But if it is at best incomplete as a work of unbiased journalism, there is no question about Red Star Over China‘s value to the Communists as propaganda. “Red Star created Mao as a national and global political personality before there was such a thing as Maoism,” writes Julia Lovell. A bestseller in the West upon its publication, its impact would be felt all over the world for decades to come.
Unusually for a book originally published in English, Red Star Over China was most influential of all inside China itself. An underground press in Shanghai ran off 50,000 copies of a Chinese edition within months of the English one. These were passed from hand to hand until they had fallen apart, whereupon more copies were printed, despite the best efforts of Chiang Kai-shek to find and stop the presses. As he well recognized, the book was a more potent weapon for Mao than a hundred airplanes or a thousand tanks. Countless mostly young Chinese became committed Communists after reading it. “It pushed me onto the road of resistance and revolution,” remembers one. “Snow and Red Star Over China were torches in the darkness,” says another. “Red Star was a fierce shaft of light, illuminating the way forward for young people struggling in the dark,” says a third. “It told me about the area in China where men and women lived equally; it opened new horizons for me,” says a woman. Thousands upon thousands responded to its call by traveling to Yan’an, pilgrims following their holy book to their own version of Mecca. There they swelled the ranks of Mao’s armies. Small wonder that Snow had half of his ashes interred after his death in 1972 on the grounds of Peking University, with the epitaph “an American friend of the Chinese people.”
Yet Red Star Over China was out of date in one very important way before it even appeared in a Chinese edition. Some weeks prior to that event, the contest of wills between Chiang Kai-shek and Mao Zedong was obscured by an even more urgent existential crisis: having gotten its way with such ease in Manchuria five years earlier, Japan elected to invade Inner China itself.

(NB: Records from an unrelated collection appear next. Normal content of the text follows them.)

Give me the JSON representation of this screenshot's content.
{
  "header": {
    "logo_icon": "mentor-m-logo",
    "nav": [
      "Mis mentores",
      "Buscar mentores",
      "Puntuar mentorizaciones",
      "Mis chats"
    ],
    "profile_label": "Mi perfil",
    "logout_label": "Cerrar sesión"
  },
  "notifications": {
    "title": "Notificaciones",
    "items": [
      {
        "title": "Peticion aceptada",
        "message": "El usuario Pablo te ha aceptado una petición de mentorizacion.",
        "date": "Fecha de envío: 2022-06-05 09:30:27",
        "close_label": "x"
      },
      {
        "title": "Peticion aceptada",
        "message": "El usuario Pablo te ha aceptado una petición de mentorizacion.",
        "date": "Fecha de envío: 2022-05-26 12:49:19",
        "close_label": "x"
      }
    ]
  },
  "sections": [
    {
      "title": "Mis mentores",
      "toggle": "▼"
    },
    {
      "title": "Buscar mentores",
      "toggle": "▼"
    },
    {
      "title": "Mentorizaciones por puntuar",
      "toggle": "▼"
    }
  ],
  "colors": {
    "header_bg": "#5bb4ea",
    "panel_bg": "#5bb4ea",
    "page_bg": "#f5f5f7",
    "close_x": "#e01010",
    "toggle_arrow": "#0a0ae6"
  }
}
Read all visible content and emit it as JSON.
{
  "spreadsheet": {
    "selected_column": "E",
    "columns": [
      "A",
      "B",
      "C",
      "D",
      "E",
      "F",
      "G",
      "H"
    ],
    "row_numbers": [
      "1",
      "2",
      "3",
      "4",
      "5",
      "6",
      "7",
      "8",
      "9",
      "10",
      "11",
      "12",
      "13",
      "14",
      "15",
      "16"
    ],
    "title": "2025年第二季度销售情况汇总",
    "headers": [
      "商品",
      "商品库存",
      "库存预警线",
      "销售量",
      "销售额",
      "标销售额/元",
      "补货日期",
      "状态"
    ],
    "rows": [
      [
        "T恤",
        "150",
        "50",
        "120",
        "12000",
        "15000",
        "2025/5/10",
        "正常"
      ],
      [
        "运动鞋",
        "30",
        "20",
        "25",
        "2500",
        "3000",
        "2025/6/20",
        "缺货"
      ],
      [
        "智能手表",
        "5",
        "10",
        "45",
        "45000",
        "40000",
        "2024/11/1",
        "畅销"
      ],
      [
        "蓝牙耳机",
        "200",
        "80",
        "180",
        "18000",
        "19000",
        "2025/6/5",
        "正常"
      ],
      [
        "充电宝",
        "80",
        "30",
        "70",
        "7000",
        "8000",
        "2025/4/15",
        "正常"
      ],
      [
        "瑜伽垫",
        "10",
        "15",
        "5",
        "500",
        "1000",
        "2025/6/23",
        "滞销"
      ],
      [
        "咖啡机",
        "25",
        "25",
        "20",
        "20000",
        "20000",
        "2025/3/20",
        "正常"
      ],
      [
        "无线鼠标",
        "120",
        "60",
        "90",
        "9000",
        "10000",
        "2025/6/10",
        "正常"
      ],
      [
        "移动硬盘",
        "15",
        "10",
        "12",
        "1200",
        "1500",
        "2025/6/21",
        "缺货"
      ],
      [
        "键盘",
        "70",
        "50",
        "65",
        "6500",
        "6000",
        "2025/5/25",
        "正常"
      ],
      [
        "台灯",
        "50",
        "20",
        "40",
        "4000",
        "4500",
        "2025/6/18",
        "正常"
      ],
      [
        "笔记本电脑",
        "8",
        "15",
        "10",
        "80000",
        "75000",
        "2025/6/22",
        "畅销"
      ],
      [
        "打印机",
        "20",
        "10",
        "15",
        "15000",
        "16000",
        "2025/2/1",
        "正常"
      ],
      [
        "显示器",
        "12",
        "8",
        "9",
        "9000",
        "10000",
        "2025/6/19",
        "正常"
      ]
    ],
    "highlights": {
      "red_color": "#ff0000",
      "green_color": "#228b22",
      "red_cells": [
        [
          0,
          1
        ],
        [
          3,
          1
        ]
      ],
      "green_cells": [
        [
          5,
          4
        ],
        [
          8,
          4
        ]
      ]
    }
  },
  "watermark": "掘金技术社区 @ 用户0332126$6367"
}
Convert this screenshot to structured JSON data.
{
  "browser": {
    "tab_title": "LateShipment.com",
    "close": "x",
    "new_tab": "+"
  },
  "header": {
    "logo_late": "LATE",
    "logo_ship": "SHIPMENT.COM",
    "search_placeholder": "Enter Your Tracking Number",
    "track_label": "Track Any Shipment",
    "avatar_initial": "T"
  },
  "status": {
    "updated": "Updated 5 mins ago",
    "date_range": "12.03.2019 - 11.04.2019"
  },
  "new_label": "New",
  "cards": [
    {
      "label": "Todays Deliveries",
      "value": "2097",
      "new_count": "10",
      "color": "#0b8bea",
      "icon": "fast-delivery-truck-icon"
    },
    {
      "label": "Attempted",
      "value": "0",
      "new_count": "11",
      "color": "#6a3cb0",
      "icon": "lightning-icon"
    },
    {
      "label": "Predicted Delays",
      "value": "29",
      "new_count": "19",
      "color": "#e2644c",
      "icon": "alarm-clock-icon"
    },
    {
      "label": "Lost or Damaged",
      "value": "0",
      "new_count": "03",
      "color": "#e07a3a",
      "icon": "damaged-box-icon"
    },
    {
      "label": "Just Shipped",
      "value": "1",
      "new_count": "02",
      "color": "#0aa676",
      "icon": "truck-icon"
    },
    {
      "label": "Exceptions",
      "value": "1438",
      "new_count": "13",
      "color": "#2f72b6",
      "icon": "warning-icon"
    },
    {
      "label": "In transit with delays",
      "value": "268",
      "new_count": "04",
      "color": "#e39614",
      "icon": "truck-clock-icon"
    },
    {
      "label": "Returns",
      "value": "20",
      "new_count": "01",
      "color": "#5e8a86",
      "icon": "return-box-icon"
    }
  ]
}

(A full listing of print and online sources used will follow the final article in this series.)